Contemporary Issues & Literature



January 24 T
Scrambled text
Layered text from "The Pardoner"
Hills Like White Elephants


Here is an example of an associative outline for a story. Note how the associative connections lead back inward in a torroidal pattern. The story itself is a very "constrained" story (i.e., it has many compulsory requirements of it due to its genre), but its deep structure was created by the natural associations.

The story that comes from this diagram can be read HERE if you are curious. (You don't have to read it, but if you do, note how its "apparent" story works.)

Read "Hills Like White Elephants" in the link above and come to class Friday prepared to discuss the story in detail. Pay special attention to prominent words and images.

1. read once at your natural speed (do not mark it up at this point)
2. take a few moments to remember the story and note its emotional effect on you
3. read again, this time marking things that caused you to have the responses you remember
4. read again, and at each marking, find an explanation of how and why that particular trope was used.
5. note questions
Since the story is short, it shouldn't take long to do the multiple readings, but it will take you a while to investigate the use of tropes. Identifying the central trope(s) will be the key to having a coherent explanation for all of the tropes you find.

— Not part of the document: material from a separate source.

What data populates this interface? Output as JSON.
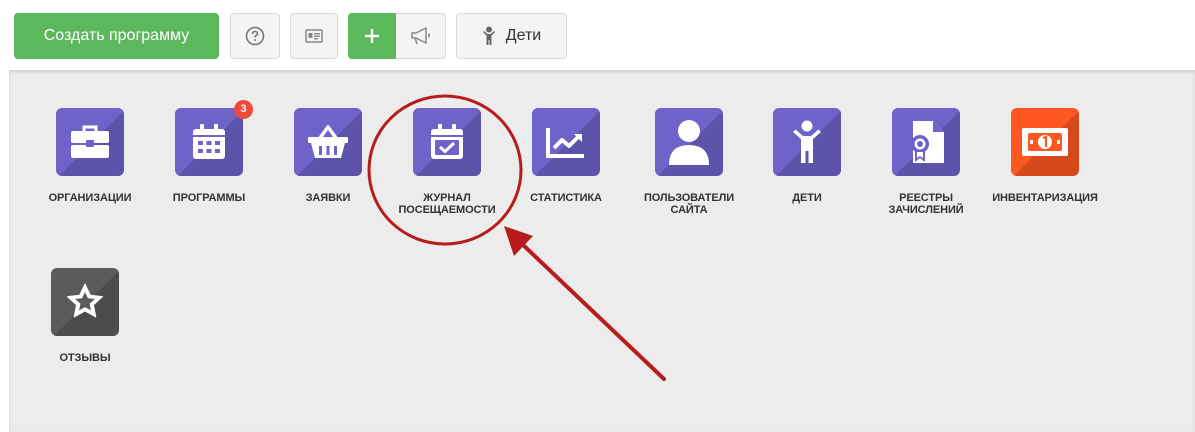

January 27 F
We wrap up Hemingway's "Hills Like White Elephants" and examine the approach of "Writing by Ommission" or, more commonly, THE ICEBERG THEORY and begin discussion of Bell's approaches to structure.
After the "Iceberg Theory" link, read this more light-hearted explanation by a writer of genre fiction as well as "A Clean, Well Lighted Place".
Consider the relationship between "depth" and "layering."

January 31 T
Read Chopin's "The Story of an Hour" in DropBox and email me your response paragraph
We will watch the film version of "Hills Like White Elephants" in class and wrap up our discussion of the story. Do you notice any odd qualities about the narration?


February 3 F
Read Chekov's "Sleepy" and email me your response paragraph.
A good example essay on this story:HERE



February 7 T
Read "Life After High School" by Joyce Carol Oates.


February 10 F
Read "Indian Camp" by Hemingway.

Read An essay about "Indian Camp"

February 14 T
We will be discussing "Three Shots," which I handed out last time (so send in your paragraphs before class). If you need the text, it's in DropBox.
Also read this excerpt from Madison Bell's NARRATIVE DESIGN (pages 25-32). We will be discussing the introduction to this book later.

February 17 F
Read "Suicide" by Justin Hubbell.
Justin's WEBSITE
There are also two comics by Robert Crumb: "Psychopathia Sexualis" and "The Religious Experience of PKD" -- Read these but you don't have to comment on them. One of the pdf files has a weird size change from the cover to p.1, so you will need to hit your (+) button or enlarge it.

February 21 T YES, WE HAVE CLASS!
Read Julia Wertz's "Drinking at the Movies" excerpt in DropBox and send in your paragraph.
Read my essay "Tales of Fathers and Sons" in the JOMA archive. This is a discussion of some of the themes that come up in Hemingway and in patriarchy in general, and it will be relevant to our discussion of "Patriotism."

February 24 F
Read "Patriotism" by Yukio Mishima.
An excerpt from the film (it's pretty gruesome, so don't watch it if you're squeamish about movies like Saw

A short documentary on Mishima

February 28 T
Read the instructions for your first paper in DropBox and send me your prospectus describing your plans.
We will postpone the Native American stories until next time. Since we've been talking about other cultures and the connection between fiction and reality, read the following essay instead (and see if you can come up with parallel examples from your own experience):
Storytelling and Healing

March 3 F
March 7T
March 10 F
March 147
March 17 F
March 28T
March 31 F

April 4 T
April 7 F
April 11 T - NO CLASS
April 14 F
April 18 T
April 21 F
April 25 T
April 28 F

May 2 T
May 5 F

FINAL EXAM - May 16 12:30-2:30

The opening page of Christopher Isherwood's "Berlin Stories" collection. Pay special attention to parallelism as a trope.

Proofreading text

Watch this music video for "Hero" and consider its economy. It has the entire content of a typical Hollywood movie condensed into its use of subtext. Take some notes and identify some of those subtexts (ranging from entire genres to specific films).

Nomen est omen
The physiognomy of names in "real" life

WATCH (for additional review):

You can get a whole semester's worth of University of Potsdam MOOCs HERE.

New explication - for extra credit

Also look at this passage from Toni Morrison's SULA and see if you can find the primary tropes that contribute to the layered themes. (What are they?)